# [Data records for software interfaces]
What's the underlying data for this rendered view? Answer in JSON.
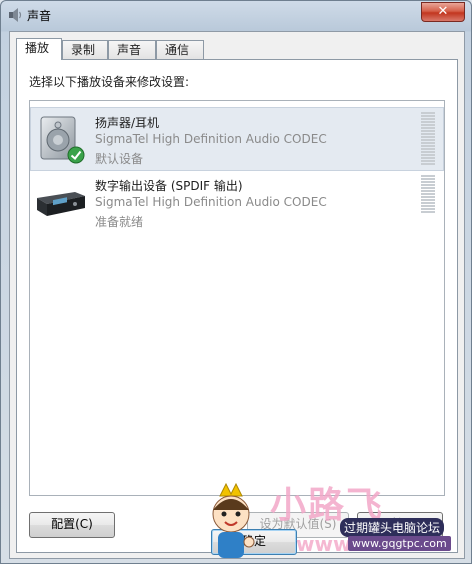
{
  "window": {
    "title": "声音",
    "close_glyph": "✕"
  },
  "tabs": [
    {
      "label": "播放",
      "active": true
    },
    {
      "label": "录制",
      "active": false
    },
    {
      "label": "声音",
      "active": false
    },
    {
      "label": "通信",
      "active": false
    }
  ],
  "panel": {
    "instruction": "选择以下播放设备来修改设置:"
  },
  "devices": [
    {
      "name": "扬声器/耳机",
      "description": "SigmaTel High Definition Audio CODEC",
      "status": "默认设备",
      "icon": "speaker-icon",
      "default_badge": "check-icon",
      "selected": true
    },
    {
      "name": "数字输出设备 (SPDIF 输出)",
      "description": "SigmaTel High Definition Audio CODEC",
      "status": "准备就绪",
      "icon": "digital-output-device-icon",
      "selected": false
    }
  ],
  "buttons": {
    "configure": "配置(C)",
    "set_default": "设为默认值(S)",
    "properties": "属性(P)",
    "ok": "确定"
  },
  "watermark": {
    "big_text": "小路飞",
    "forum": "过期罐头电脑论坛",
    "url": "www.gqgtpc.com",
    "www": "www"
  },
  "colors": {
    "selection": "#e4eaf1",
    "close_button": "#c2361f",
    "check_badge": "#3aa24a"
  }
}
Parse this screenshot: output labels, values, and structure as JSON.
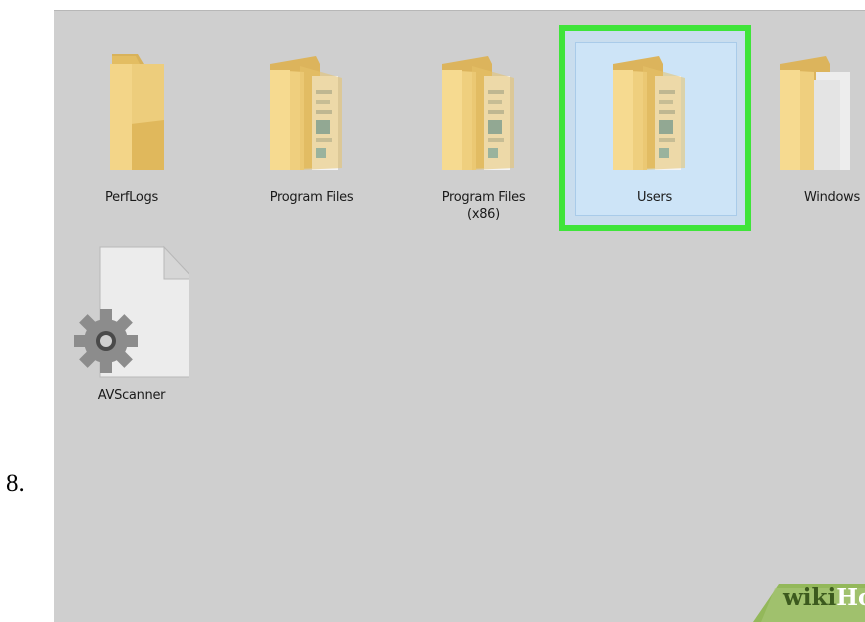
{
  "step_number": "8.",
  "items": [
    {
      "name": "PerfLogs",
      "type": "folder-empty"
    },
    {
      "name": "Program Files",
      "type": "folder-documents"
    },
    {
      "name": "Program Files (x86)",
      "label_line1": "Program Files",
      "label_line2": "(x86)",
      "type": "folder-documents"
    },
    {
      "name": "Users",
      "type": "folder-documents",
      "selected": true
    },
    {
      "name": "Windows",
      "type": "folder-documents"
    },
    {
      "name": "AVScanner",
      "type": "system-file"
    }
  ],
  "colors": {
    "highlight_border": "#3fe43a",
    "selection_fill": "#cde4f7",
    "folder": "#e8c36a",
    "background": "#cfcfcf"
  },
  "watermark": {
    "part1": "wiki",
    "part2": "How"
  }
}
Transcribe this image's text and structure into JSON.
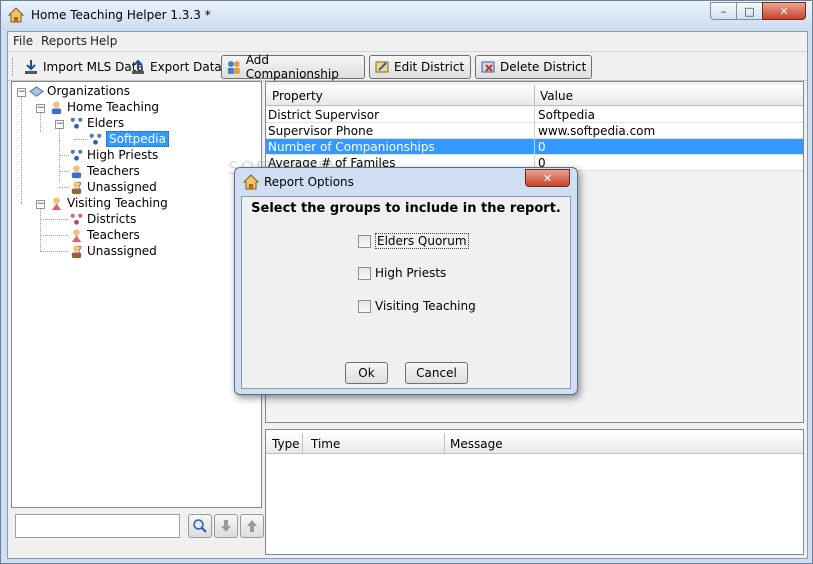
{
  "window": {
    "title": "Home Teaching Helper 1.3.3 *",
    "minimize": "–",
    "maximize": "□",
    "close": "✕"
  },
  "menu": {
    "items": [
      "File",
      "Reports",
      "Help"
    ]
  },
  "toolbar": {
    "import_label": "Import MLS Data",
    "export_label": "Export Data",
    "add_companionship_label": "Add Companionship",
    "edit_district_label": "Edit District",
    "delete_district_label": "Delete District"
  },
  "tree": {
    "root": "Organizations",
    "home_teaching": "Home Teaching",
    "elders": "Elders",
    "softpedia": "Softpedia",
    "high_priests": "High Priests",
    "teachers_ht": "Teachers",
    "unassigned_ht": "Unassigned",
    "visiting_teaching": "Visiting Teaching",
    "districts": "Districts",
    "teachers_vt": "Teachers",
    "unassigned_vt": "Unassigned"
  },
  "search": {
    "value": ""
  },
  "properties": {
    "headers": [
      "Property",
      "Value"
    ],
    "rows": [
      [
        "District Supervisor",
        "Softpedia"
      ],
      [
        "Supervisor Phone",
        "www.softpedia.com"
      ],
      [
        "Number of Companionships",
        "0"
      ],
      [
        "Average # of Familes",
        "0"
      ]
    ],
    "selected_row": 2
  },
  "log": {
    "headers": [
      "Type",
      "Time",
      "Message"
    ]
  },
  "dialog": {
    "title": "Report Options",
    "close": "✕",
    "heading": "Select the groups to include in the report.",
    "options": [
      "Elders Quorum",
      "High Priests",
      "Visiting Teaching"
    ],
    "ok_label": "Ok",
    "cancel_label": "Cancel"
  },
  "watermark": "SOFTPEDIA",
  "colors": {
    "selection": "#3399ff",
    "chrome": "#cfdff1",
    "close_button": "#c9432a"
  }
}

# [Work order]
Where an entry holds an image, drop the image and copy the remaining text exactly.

# [Response below]
What's the underlying data for this rendered view? Answer in JSON.
{
  "window": {
    "title": "声音",
    "close_glyph": "✕"
  },
  "tabs": [
    {
      "label": "播放",
      "active": true
    },
    {
      "label": "录制",
      "active": false
    },
    {
      "label": "声音",
      "active": false
    },
    {
      "label": "通信",
      "active": false
    }
  ],
  "panel": {
    "instruction": "选择以下播放设备来修改设置:"
  },
  "devices": [
    {
      "name": "扬声器/耳机",
      "description": "SigmaTel High Definition Audio CODEC",
      "status": "默认设备",
      "icon": "speaker-icon",
      "default_badge": "check-icon",
      "selected": true
    },
    {
      "name": "数字输出设备 (SPDIF 输出)",
      "description": "SigmaTel High Definition Audio CODEC",
      "status": "准备就绪",
      "icon": "digital-output-device-icon",
      "selected": false
    }
  ],
  "buttons": {
    "configure": "配置(C)",
    "set_default": "设为默认值(S)",
    "properties": "属性(P)",
    "ok": "确定"
  },
  "watermark": {
    "big_text": "小路飞",
    "forum": "过期罐头电脑论坛",
    "url": "www.gqgtpc.com",
    "www": "www"
  },
  "colors": {
    "selection": "#e4eaf1",
    "close_button": "#c2361f",
    "check_badge": "#3aa24a"
  }
}
Parse this screenshot: output labels, values, and structure as JSON.
{
  "step_number": "8.",
  "items": [
    {
      "name": "PerfLogs",
      "type": "folder-empty"
    },
    {
      "name": "Program Files",
      "type": "folder-documents"
    },
    {
      "name": "Program Files (x86)",
      "label_line1": "Program Files",
      "label_line2": "(x86)",
      "type": "folder-documents"
    },
    {
      "name": "Users",
      "type": "folder-documents",
      "selected": true
    },
    {
      "name": "Windows",
      "type": "folder-documents"
    },
    {
      "name": "AVScanner",
      "type": "system-file"
    }
  ],
  "colors": {
    "highlight_border": "#3fe43a",
    "selection_fill": "#cde4f7",
    "folder": "#e8c36a",
    "background": "#cfcfcf"
  },
  "watermark": {
    "part1": "wiki",
    "part2": "How"
  }
}
Transcribe this image's text and structure into JSON.
{
  "window": {
    "title": "Home Teaching Helper 1.3.3 *",
    "minimize": "–",
    "maximize": "□",
    "close": "✕"
  },
  "menu": {
    "items": [
      "File",
      "Reports",
      "Help"
    ]
  },
  "toolbar": {
    "import_label": "Import MLS Data",
    "export_label": "Export Data",
    "add_companionship_label": "Add Companionship",
    "edit_district_label": "Edit District",
    "delete_district_label": "Delete District"
  },
  "tree": {
    "root": "Organizations",
    "home_teaching": "Home Teaching",
    "elders": "Elders",
    "softpedia": "Softpedia",
    "high_priests": "High Priests",
    "teachers_ht": "Teachers",
    "unassigned_ht": "Unassigned",
    "visiting_teaching": "Visiting Teaching",
    "districts": "Districts",
    "teachers_vt": "Teachers",
    "unassigned_vt": "Unassigned"
  },
  "search": {
    "value": ""
  },
  "properties": {
    "headers": [
      "Property",
      "Value"
    ],
    "rows": [
      [
        "District Supervisor",
        "Softpedia"
      ],
      [
        "Supervisor Phone",
        "www.softpedia.com"
      ],
      [
        "Number of Companionships",
        "0"
      ],
      [
        "Average # of Familes",
        "0"
      ]
    ],
    "selected_row": 2
  },
  "log": {
    "headers": [
      "Type",
      "Time",
      "Message"
    ]
  },
  "dialog": {
    "title": "Report Options",
    "close": "✕",
    "heading": "Select the groups to include in the report.",
    "options": [
      "Elders Quorum",
      "High Priests",
      "Visiting Teaching"
    ],
    "ok_label": "Ok",
    "cancel_label": "Cancel"
  },
  "watermark": "SOFTPEDIA",
  "colors": {
    "selection": "#3399ff",
    "chrome": "#cfdff1",
    "close_button": "#c9432a"
  }
}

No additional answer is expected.